To keep things fair, we strive to use chickens in the 5.5- to 6-pound range. A quality grill usually completes cooking a chicken this size in 1 hour and 30 minutes or less. We consider a chicken done when both right and left sides of the breast hit 160 F.
Our high-heat grill test is all about searing meat fast. For this test we either use hamburger patties or rib-eye beef steaks. Some gas grills, like some Weber models for instance, have special sear areas designed for maximum heat output. Regardless, when testing gas models we ignite all burners on high and preheat the grill for 10 minutes.
Next we measure out 5.3-ounce portions of 80/20 ground beef and form them into patties. Then we insert thermocouple probes into the center of each patty. One the grill is hot, we cook the patties (lid closed) for 6 minutes, then flip them over. The burgers continue cooking until their internal temperatures hit 145 F.
The procedure for pellet grills is the same. The only difference is that we set them at the highest available temperature.
A little more thought goes into sear-testing with charcoal grills. Essentially, we do a little math and use an exact number of briquettes proportional to each grill's unique cooking area. We also cook our test rib-eyes for 5 minutes per side.
At the end of the day, though, we're looking for the same thing from both tests: a nicely seared outside crust and a juicy pinkish interior.

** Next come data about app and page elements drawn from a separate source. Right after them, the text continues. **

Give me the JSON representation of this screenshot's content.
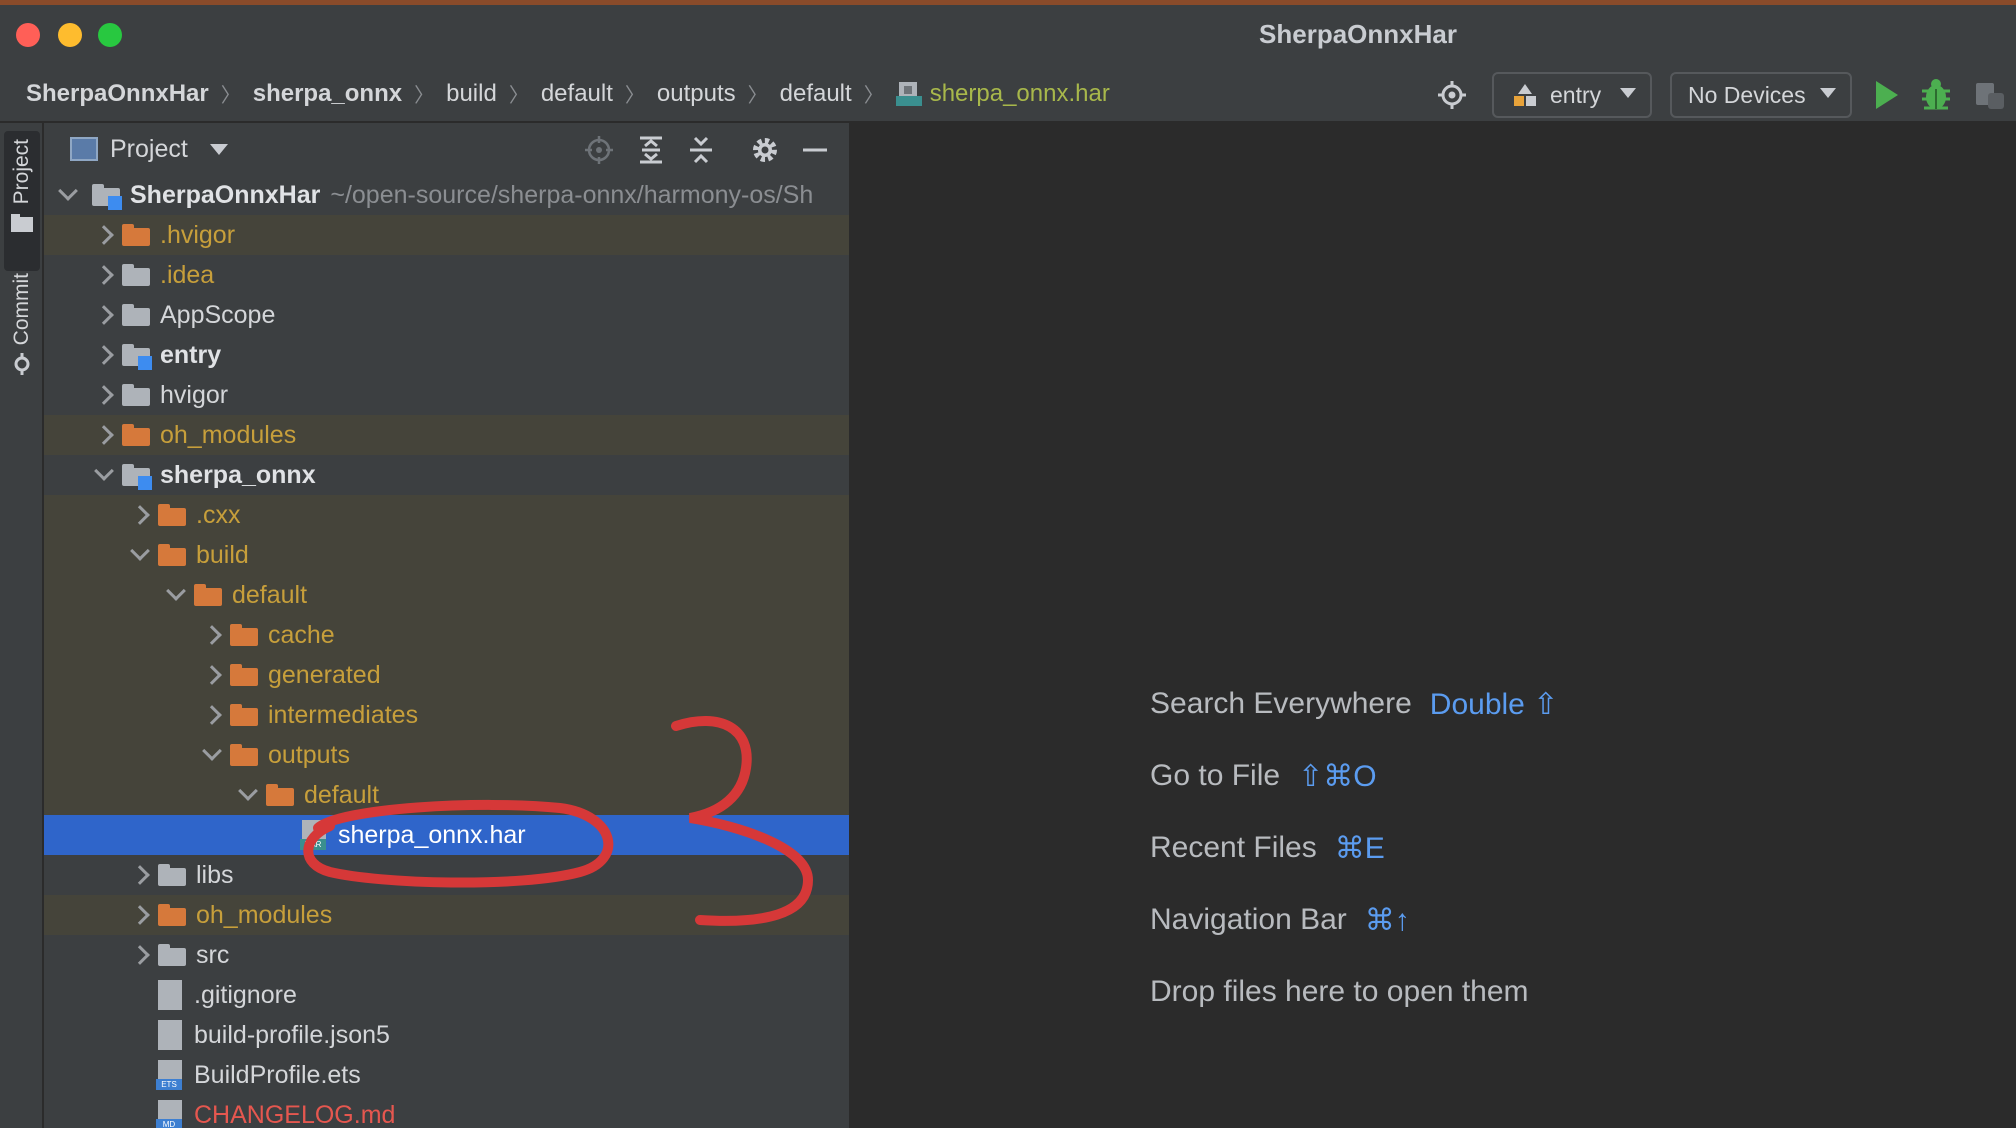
{
  "window": {
    "title": "SherpaOnnxHar"
  },
  "breadcrumb": {
    "items": [
      {
        "label": "SherpaOnnxHar",
        "bold": true
      },
      {
        "label": "sherpa_onnx",
        "bold": true
      },
      {
        "label": "build"
      },
      {
        "label": "default"
      },
      {
        "label": "outputs"
      },
      {
        "label": "default"
      },
      {
        "label": "sherpa_onnx.har",
        "icon": "har-file-icon"
      }
    ]
  },
  "toolbar": {
    "run_config": "entry",
    "device": "No Devices",
    "icons": [
      "target-icon",
      "play-icon",
      "debug-bug-icon",
      "attach-debugger-icon"
    ],
    "colors": {
      "run": "#4caf50",
      "debug": "#4caf50"
    }
  },
  "sidebar": {
    "tabs": [
      {
        "label": "Project",
        "icon": "folder-icon"
      },
      {
        "label": "Commit",
        "icon": "commit-icon"
      }
    ]
  },
  "project_panel": {
    "title": "Project",
    "header_icons": [
      "locate-icon",
      "expand-all-icon",
      "collapse-all-icon",
      "gear-icon",
      "minimize-icon"
    ],
    "root": {
      "label": "SherpaOnnxHar",
      "path": "~/open-source/sherpa-onnx/harmony-os/Sh"
    },
    "tree": [
      {
        "label": ".hvigor",
        "kind": "folder-orange",
        "depth": 1,
        "state": "collapsed",
        "excluded": true
      },
      {
        "label": ".idea",
        "kind": "folder-gray",
        "depth": 1,
        "state": "collapsed",
        "style": "orange"
      },
      {
        "label": "AppScope",
        "kind": "folder-gray",
        "depth": 1,
        "state": "collapsed"
      },
      {
        "label": "entry",
        "kind": "module",
        "depth": 1,
        "state": "collapsed",
        "bold": true
      },
      {
        "label": "hvigor",
        "kind": "folder-gray",
        "depth": 1,
        "state": "collapsed"
      },
      {
        "label": "oh_modules",
        "kind": "folder-orange",
        "depth": 1,
        "state": "collapsed",
        "excluded": true
      },
      {
        "label": "sherpa_onnx",
        "kind": "module",
        "depth": 1,
        "state": "expanded",
        "bold": true
      },
      {
        "label": ".cxx",
        "kind": "folder-orange",
        "depth": 2,
        "state": "collapsed",
        "excluded": true
      },
      {
        "label": "build",
        "kind": "folder-orange",
        "depth": 2,
        "state": "expanded",
        "excluded": true
      },
      {
        "label": "default",
        "kind": "folder-orange",
        "depth": 3,
        "state": "expanded",
        "excluded": true
      },
      {
        "label": "cache",
        "kind": "folder-orange",
        "depth": 4,
        "state": "collapsed",
        "excluded": true
      },
      {
        "label": "generated",
        "kind": "folder-orange",
        "depth": 4,
        "state": "collapsed",
        "excluded": true
      },
      {
        "label": "intermediates",
        "kind": "folder-orange",
        "depth": 4,
        "state": "collapsed",
        "excluded": true
      },
      {
        "label": "outputs",
        "kind": "folder-orange",
        "depth": 4,
        "state": "expanded",
        "excluded": true
      },
      {
        "label": "default",
        "kind": "folder-orange",
        "depth": 5,
        "state": "expanded",
        "excluded": true
      },
      {
        "label": "sherpa_onnx.har",
        "kind": "har",
        "depth": 6,
        "state": "leaf",
        "selected": true
      },
      {
        "label": "libs",
        "kind": "folder-gray",
        "depth": 2,
        "state": "collapsed"
      },
      {
        "label": "oh_modules",
        "kind": "folder-orange",
        "depth": 2,
        "state": "collapsed",
        "excluded": true
      },
      {
        "label": "src",
        "kind": "folder-gray",
        "depth": 2,
        "state": "collapsed"
      },
      {
        "label": ".gitignore",
        "kind": "file",
        "depth": 2,
        "state": "leaf"
      },
      {
        "label": "build-profile.json5",
        "kind": "file",
        "depth": 2,
        "state": "leaf"
      },
      {
        "label": "BuildProfile.ets",
        "kind": "file-ets",
        "depth": 2,
        "state": "leaf"
      },
      {
        "label": "CHANGELOG.md",
        "kind": "file-md",
        "depth": 2,
        "state": "leaf",
        "style": "red"
      }
    ]
  },
  "editor": {
    "hints": [
      {
        "label": "Search Everywhere",
        "key": "Double ⇧"
      },
      {
        "label": "Go to File",
        "key": "⇧⌘O"
      },
      {
        "label": "Recent Files",
        "key": "⌘E"
      },
      {
        "label": "Navigation Bar",
        "key": "⌘↑"
      },
      {
        "label": "Drop files here to open them",
        "key": ""
      }
    ],
    "colors": {
      "key": "#5b9cf0"
    }
  },
  "annotation": {
    "label": "3",
    "color": "#d63838"
  }
}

Here's a quick last note about hood and lid thermometers. In our experience, most are inaccurate -- some wildly so. That's why we take note of any discrepancies between what a grill's thermometer says and what our thermocouples at grill height report.
We also use each grill's built-in thermometer (if available) to regulate heat levels, as home cooks would. This way, if something goes wrong, like extra-long cooking times or burnt burgers, we'll know why.
All of that work gives us a great look at which grills are most worth the money, and plenty of meaty insights to share throughout grilling season and beyond. You'll find all of that advice curated on our regularly updated list of the best grills we've tested, so make sure to give it a read the next time you're thinking of buying a new grill.